Teacher-training Colleges Blast Tamir Over Budget Cuts

The forum of teacher-training colleges is attacking Education Minister Yuli Tamir for the decision to cut NIS 22 million from the colleges' budget, which has already been cut by some NIS 200 million over the last six years.

Prof. Shlomo Back, who heads the forum, said the additional cut means that "there will be no more academic colleges for education.

"Despite the many requests that have been made, the education minister has not seen fit to respond to our requests," he said. "We expected more from someone who came in with a clear agenda in the field of education."

The teacher-training colleges are preparing for protests against the budget cuts, which will include teachers and students.

Officials at teacher-training colleges said yesterday that the cuts would be felt primarily in the colleges that train teachers for the secular state education system, and less in the state-religious and ultra-Orthodox systems, which receive political support. Out of 57 teacher-training institutes, 16 are affiliated with the secular state system, 13 with the state-religious system and 28 with the ultra-Orthodox one.

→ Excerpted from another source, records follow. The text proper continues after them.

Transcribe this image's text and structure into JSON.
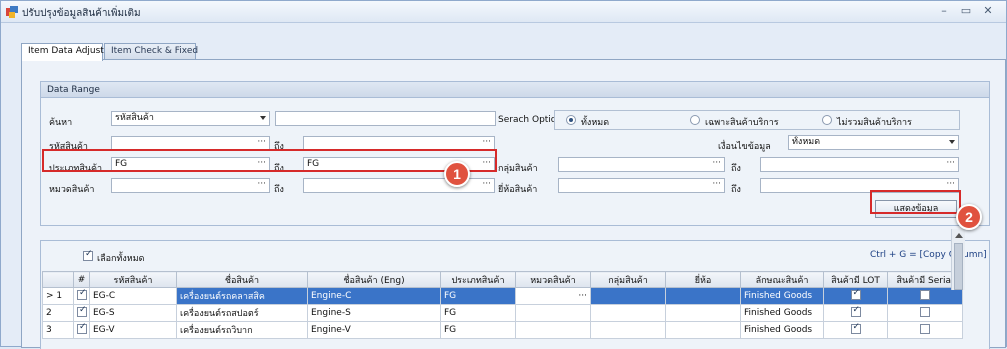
{
  "window": {
    "title": "ปรับปรุงข้อมูลสินค้าเพิ่มเติม",
    "minimize": "–",
    "restore": "▭",
    "close": "✕"
  },
  "tabs": [
    {
      "label": "Item Data Adjust"
    },
    {
      "label": "Item Check & Fixed"
    }
  ],
  "data_range": {
    "title": "Data Range",
    "search_label": "ค้นหา",
    "search_by_value": "รหัสสินค้า",
    "search_text": "",
    "search_option_label": "Serach Option",
    "options": [
      {
        "label": "ทั้งหมด"
      },
      {
        "label": "เฉพาะสินค้าบริการ"
      },
      {
        "label": "ไม่รวมสินค้าบริการ"
      }
    ],
    "condition_label": "เงื่อนไขข้อมูล",
    "condition_value": "ทั้งหมด",
    "to_label": "ถึง",
    "ellipsis": "···",
    "rows": [
      {
        "label": "รหัสสินค้า",
        "from": "",
        "to": ""
      },
      {
        "label": "ประเภทสินค้า",
        "from": "FG",
        "to": "FG"
      },
      {
        "label": "หมวดสินค้า",
        "from": "",
        "to": ""
      }
    ],
    "right_rows": [
      {
        "label": "กลุ่มสินค้า",
        "from": "",
        "to": ""
      },
      {
        "label": "ยี่ห้อสินค้า",
        "from": "",
        "to": ""
      }
    ],
    "show_button": "แสดงข้อมูล"
  },
  "badges": [
    "1",
    "2"
  ],
  "grid": {
    "select_all_label": "เลือกทั้งหมด",
    "copy_hint": "Ctrl + G = [Copy Column]",
    "headers": [
      "",
      "#",
      "รหัสสินค้า",
      "ชื่อสินค้า",
      "ชื่อสินค้า (Eng)",
      "ประเภทสินค้า",
      "หมวดสินค้า",
      "กลุ่มสินค้า",
      "ยี่ห้อ",
      "ลักษณะสินค้า",
      "สินค้ามี LOT",
      "สินค้ามี Serial"
    ],
    "rows": [
      {
        "row": "> 1",
        "code": "EG-C",
        "name": "เครื่องยนต์รถคลาสสิค",
        "name_en": "Engine-C",
        "type": "FG",
        "category": "···",
        "group": "",
        "brand": "",
        "nature": "Finished Goods",
        "lot": true,
        "serial": false
      },
      {
        "row": "2",
        "code": "EG-S",
        "name": "เครื่องยนต์รถสปอตร์",
        "name_en": "Engine-S",
        "type": "FG",
        "category": "",
        "group": "",
        "brand": "",
        "nature": "Finished Goods",
        "lot": true,
        "serial": false
      },
      {
        "row": "3",
        "code": "EG-V",
        "name": "เครื่องยนต์รถวิบาก",
        "name_en": "Engine-V",
        "type": "FG",
        "category": "",
        "group": "",
        "brand": "",
        "nature": "Finished Goods",
        "lot": true,
        "serial": false
      }
    ]
  }
}
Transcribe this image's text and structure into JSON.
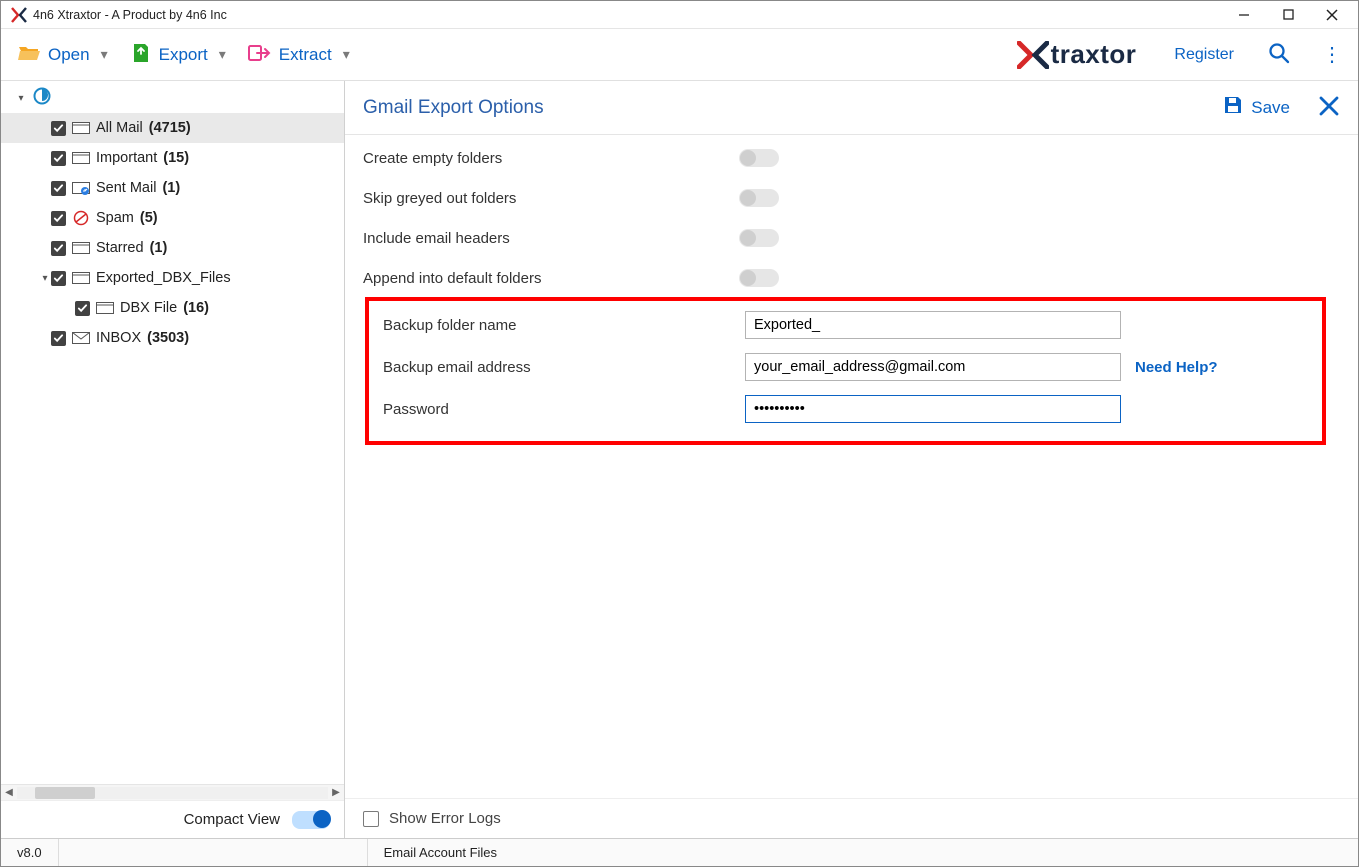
{
  "titlebar": {
    "title": "4n6 Xtraxtor - A Product by 4n6 Inc"
  },
  "toolbar": {
    "open_label": "Open",
    "export_label": "Export",
    "extract_label": "Extract",
    "brand_name": "traxtor",
    "register_label": "Register"
  },
  "sidebar": {
    "tree": {
      "root_icon": "edge-icon",
      "items": [
        {
          "name": "All Mail",
          "count": "(4715)",
          "checked": true,
          "icon": "folder",
          "level": 2,
          "selected": true,
          "bold_count": true
        },
        {
          "name": "Important",
          "count": "(15)",
          "checked": true,
          "icon": "folder",
          "level": 2
        },
        {
          "name": "Sent Mail",
          "count": "(1)",
          "checked": true,
          "icon": "sent",
          "level": 2
        },
        {
          "name": "Spam",
          "count": "(5)",
          "checked": true,
          "icon": "spam",
          "level": 2
        },
        {
          "name": "Starred",
          "count": "(1)",
          "checked": true,
          "icon": "folder",
          "level": 2
        },
        {
          "name": "Exported_DBX_Files",
          "count": "",
          "checked": true,
          "icon": "folder",
          "level": 2,
          "expander": "▾"
        },
        {
          "name": "DBX File",
          "count": "(16)",
          "checked": true,
          "icon": "folder",
          "level": 3
        },
        {
          "name": "INBOX",
          "count": "(3503)",
          "checked": true,
          "icon": "inbox",
          "level": 2,
          "bold_count": true
        }
      ]
    },
    "compact_label": "Compact View"
  },
  "content": {
    "header_title": "Gmail Export Options",
    "save_label": "Save",
    "options": {
      "create_empty_label": "Create empty folders",
      "skip_greyed_label": "Skip greyed out folders",
      "include_headers_label": "Include email headers",
      "append_default_label": "Append into default folders",
      "backup_folder_label": "Backup folder name",
      "backup_folder_value": "Exported_",
      "backup_email_label": "Backup email address",
      "backup_email_value": "your_email_address@gmail.com",
      "need_help_label": "Need Help?",
      "password_label": "Password",
      "password_value": "••••••••••"
    },
    "show_error_logs_label": "Show Error Logs"
  },
  "statusbar": {
    "version": "v8.0",
    "context": "Email Account Files"
  }
}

Education Ministry statistics indicate that since the beginning of 2006, some 47 percent of teachers in training are being educated in frameworks affiliated with the secular state system - a far smaller percentage than that of the pupils who study in the secular education system.

"We have hit rock bottom," said Back, the president of the Kaye College of Education. "The year 2007 will be the fourth year in a row in which we are undergoing a cut, which manifests itself, among other things, in the quota of students we can accept. A system that undergoes ongoing cuts like these cannot assure academic courses at a high level. When our students go out to teach in schools, their skills will be lower because of a crumbling infrastructure, a reduction in hours of study and teaching experience, an increase in the number of students per class, and the elimination of the possibility of developing new programs."

Tamir said the Education Ministry has managed to reduce the budget cuts to only 10 percent of the original NIS 220 million cut planned by the treasury and that in contrast to previous years, there is no commitment to continue cutting funds in the coming years.

"In the present situation, the cuts should have been halted and a more stable infrastructure should have been created," she said. Tamir said she would have prevented the budget cuts if she could have, but that, "I did not have this option."

This week the Council for Higher Education approved a new operational plan for teacher training, which would require colleges and universities to get their curricula approved by a special committee that will apply uniform criteria and establish a new master's degree for teachers.